3.3. AGN or Starbursts
For a long time, the highest redshift objects known were quasars, although now, with higher sensitivities, the situation is reversed (e.g. Hu et al. 1998). Surveys have therefore been done in the millimeter continuum and lines for high-z quasars (McMahon et al. 1994; Isaak et al. 1994; Omont et al. 1996a, 1996b; Guilloteau et al. 1999). Results have shown that the far-infrared luminosities of many of them are due to dust heated by a starburst, although the AGN activity is simultaneously present. But since the manifestations of the two nuclear activities (starburst or AGN) are in many cases similar, and are most of the time associated, it has become a controversial question to disentangle the two interpretations. Ultra-luminous starbursts take place over the few central 100pc (Solomon et al. 1997), and even pure AGN activities can be mimicked by radio supernovae (Boyle & Terlevich 1998). Genzel et al. (1998) from ISO mid-infrared diagrams concluded that the ultra-luminous galaxies are powered at 30% from AGN and 70% from star formation; a similar conclusion is suggested by Cooray & Haiman (1999) for submm catalogued sources.

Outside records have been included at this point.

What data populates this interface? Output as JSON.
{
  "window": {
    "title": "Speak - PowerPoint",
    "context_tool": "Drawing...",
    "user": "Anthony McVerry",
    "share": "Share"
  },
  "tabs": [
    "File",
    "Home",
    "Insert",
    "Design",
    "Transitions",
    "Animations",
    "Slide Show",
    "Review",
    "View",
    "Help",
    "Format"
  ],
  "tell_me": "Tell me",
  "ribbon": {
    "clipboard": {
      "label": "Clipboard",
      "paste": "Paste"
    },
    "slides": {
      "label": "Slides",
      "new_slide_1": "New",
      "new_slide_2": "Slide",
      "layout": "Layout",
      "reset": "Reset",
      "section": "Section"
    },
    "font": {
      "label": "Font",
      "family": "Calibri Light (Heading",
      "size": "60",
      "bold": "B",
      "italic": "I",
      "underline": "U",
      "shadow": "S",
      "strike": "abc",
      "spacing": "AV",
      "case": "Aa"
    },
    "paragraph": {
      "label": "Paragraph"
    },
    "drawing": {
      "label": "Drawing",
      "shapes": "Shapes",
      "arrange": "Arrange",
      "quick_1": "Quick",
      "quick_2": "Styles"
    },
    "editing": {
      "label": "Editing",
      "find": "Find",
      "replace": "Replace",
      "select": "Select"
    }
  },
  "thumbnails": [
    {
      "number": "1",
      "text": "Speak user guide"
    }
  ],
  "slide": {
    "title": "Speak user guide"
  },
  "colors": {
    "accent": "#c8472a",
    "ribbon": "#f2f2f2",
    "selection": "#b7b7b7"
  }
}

McMahon et al. (1999) however suggest that a much more significant fraction of submm sources, between 15 to 100%, could be AGN-powered. Note that distinction criteria are hard to find (cf. Stein 1995), and even symbiotic starburst-black hole models are likely (Williams et al. 1999). Discriminating between the two possibilities can have important consequences on the star formation history of the Universe.